*** DATA SECTION ***
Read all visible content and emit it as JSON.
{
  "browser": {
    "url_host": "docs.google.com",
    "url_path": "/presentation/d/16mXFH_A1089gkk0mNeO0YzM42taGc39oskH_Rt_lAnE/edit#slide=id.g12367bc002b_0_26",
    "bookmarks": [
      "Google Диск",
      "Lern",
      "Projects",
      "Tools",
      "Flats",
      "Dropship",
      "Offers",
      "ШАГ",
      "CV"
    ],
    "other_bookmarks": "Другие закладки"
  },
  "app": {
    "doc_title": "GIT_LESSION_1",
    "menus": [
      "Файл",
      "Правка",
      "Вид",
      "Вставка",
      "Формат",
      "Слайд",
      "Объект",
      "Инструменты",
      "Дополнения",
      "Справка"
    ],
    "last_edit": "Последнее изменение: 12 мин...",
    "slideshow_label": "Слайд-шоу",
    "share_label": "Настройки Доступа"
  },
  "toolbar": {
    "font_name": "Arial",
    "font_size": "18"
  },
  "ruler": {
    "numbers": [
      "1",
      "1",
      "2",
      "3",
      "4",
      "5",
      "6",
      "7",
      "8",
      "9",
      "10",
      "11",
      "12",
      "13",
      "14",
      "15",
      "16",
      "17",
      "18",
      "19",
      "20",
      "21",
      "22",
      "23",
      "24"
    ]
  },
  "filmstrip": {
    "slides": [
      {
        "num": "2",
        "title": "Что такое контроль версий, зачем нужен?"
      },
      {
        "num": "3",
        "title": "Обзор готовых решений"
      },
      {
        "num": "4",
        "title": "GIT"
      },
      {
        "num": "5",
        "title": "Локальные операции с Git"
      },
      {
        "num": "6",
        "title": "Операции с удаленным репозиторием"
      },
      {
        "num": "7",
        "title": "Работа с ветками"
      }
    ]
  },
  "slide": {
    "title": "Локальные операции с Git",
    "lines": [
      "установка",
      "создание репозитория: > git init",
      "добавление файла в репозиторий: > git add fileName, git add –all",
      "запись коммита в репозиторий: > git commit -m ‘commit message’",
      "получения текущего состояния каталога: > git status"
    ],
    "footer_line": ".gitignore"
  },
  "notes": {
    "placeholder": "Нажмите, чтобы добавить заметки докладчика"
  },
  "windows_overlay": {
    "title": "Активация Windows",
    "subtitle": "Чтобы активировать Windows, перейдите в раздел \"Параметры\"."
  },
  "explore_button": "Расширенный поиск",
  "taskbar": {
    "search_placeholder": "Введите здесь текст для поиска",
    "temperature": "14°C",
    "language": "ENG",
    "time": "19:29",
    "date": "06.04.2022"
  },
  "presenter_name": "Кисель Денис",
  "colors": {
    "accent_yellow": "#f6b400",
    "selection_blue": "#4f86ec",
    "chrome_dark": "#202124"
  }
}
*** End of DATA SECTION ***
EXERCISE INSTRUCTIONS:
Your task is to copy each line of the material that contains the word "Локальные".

TASK SOLUTION:
        "title": "Локальные операции с Git"
    "title": "Локальные операции с Git",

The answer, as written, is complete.